Problem details:
Will you output all of the data below exactly, omitting the images?

Records for this task:
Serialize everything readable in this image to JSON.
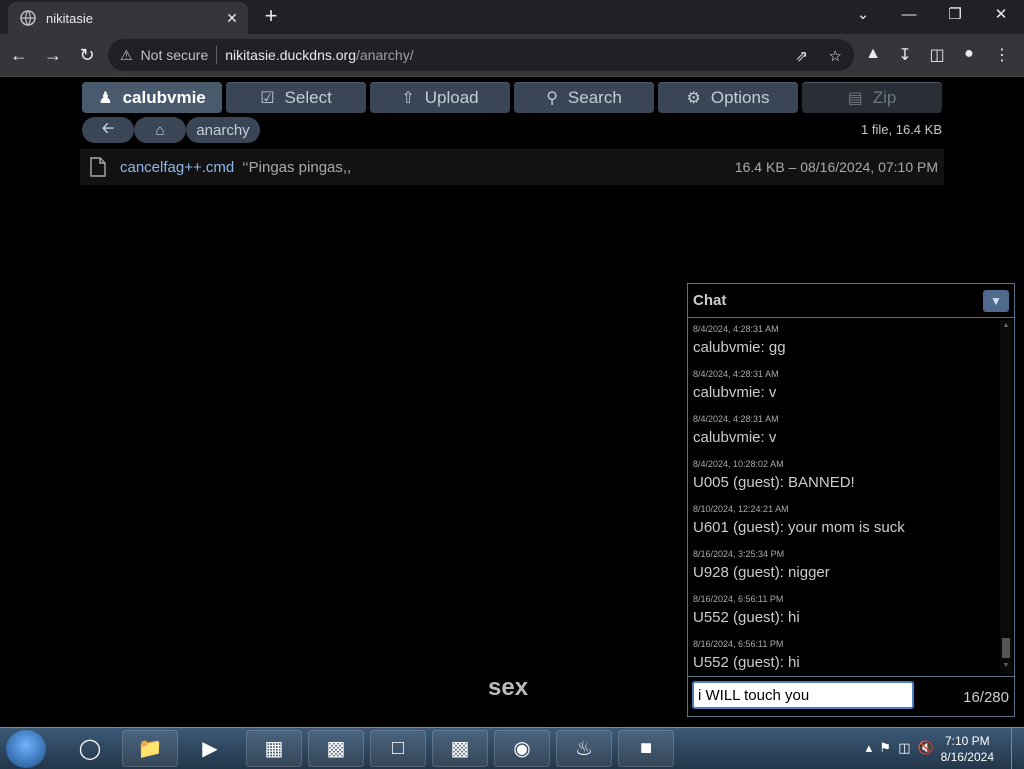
{
  "browser": {
    "tab_title": "nikitasie",
    "tab_close": "✕",
    "new_tab": "+",
    "window_controls": [
      "⌄",
      "—",
      "❐",
      "✕"
    ],
    "security_label": "Not secure",
    "url_host": "nikitasie.duckdns.org",
    "url_path": "/anarchy/"
  },
  "toolbar": {
    "user_label": "calubvmie",
    "select_label": "Select",
    "upload_label": "Upload",
    "search_label": "Search",
    "options_label": "Options",
    "zip_label": "Zip"
  },
  "breadcrumb": {
    "current": "anarchy"
  },
  "summary": "1 file, 16.4 KB",
  "files": [
    {
      "name": "cancelfag++.cmd",
      "description": "‘‘Pingas pingas,,",
      "meta": "16.4 KB – 08/16/2024, 07:10 PM"
    }
  ],
  "overlay_text": "sex",
  "chat": {
    "title": "Chat",
    "messages": [
      {
        "ts": "8/4/2024, 4:28:31 AM",
        "text": "calubvmie: gg"
      },
      {
        "ts": "8/4/2024, 4:28:31 AM",
        "text": "calubvmie: v"
      },
      {
        "ts": "8/4/2024, 4:28:31 AM",
        "text": "calubvmie: v"
      },
      {
        "ts": "8/4/2024, 10:28:02 AM",
        "text": "U005 (guest): BANNED!"
      },
      {
        "ts": "8/10/2024, 12:24:21 AM",
        "text": "U601 (guest): your mom is suck"
      },
      {
        "ts": "8/16/2024, 3:25:34 PM",
        "text": "U928 (guest): nigger"
      },
      {
        "ts": "8/16/2024, 6:56:11 PM",
        "text": "U552 (guest): hi"
      },
      {
        "ts": "8/16/2024, 6:56:11 PM",
        "text": "U552 (guest): hi"
      }
    ],
    "input_value": "i WILL touch you",
    "counter": "16/280"
  },
  "taskbar": {
    "time": "7:10 PM",
    "date": "8/16/2024"
  },
  "colors": {
    "button_bg": "#3a4656",
    "link": "#8fb6e8",
    "chat_border": "#5b6f86"
  }
}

The answer:
Serialize everything readable in this image to JSON.
{
  "browser": {
    "tab_title": "nikitasie",
    "tab_close": "✕",
    "new_tab": "+",
    "window_controls": [
      "⌄",
      "—",
      "❐",
      "✕"
    ],
    "security_label": "Not secure",
    "url_host": "nikitasie.duckdns.org",
    "url_path": "/anarchy/"
  },
  "toolbar": {
    "user_label": "calubvmie",
    "select_label": "Select",
    "upload_label": "Upload",
    "search_label": "Search",
    "options_label": "Options",
    "zip_label": "Zip"
  },
  "breadcrumb": {
    "current": "anarchy"
  },
  "summary": "1 file, 16.4 KB",
  "files": [
    {
      "name": "cancelfag++.cmd",
      "description": "‘‘Pingas pingas,,",
      "meta": "16.4 KB – 08/16/2024, 07:10 PM"
    }
  ],
  "overlay_text": "sex",
  "chat": {
    "title": "Chat",
    "messages": [
      {
        "ts": "8/4/2024, 4:28:31 AM",
        "text": "calubvmie: gg"
      },
      {
        "ts": "8/4/2024, 4:28:31 AM",
        "text": "calubvmie: v"
      },
      {
        "ts": "8/4/2024, 4:28:31 AM",
        "text": "calubvmie: v"
      },
      {
        "ts": "8/4/2024, 10:28:02 AM",
        "text": "U005 (guest): BANNED!"
      },
      {
        "ts": "8/10/2024, 12:24:21 AM",
        "text": "U601 (guest): your mom is suck"
      },
      {
        "ts": "8/16/2024, 3:25:34 PM",
        "text": "U928 (guest): nigger"
      },
      {
        "ts": "8/16/2024, 6:56:11 PM",
        "text": "U552 (guest): hi"
      },
      {
        "ts": "8/16/2024, 6:56:11 PM",
        "text": "U552 (guest): hi"
      }
    ],
    "input_value": "i WILL touch you",
    "counter": "16/280"
  },
  "taskbar": {
    "time": "7:10 PM",
    "date": "8/16/2024"
  },
  "colors": {
    "button_bg": "#3a4656",
    "link": "#8fb6e8",
    "chat_border": "#5b6f86"
  }
}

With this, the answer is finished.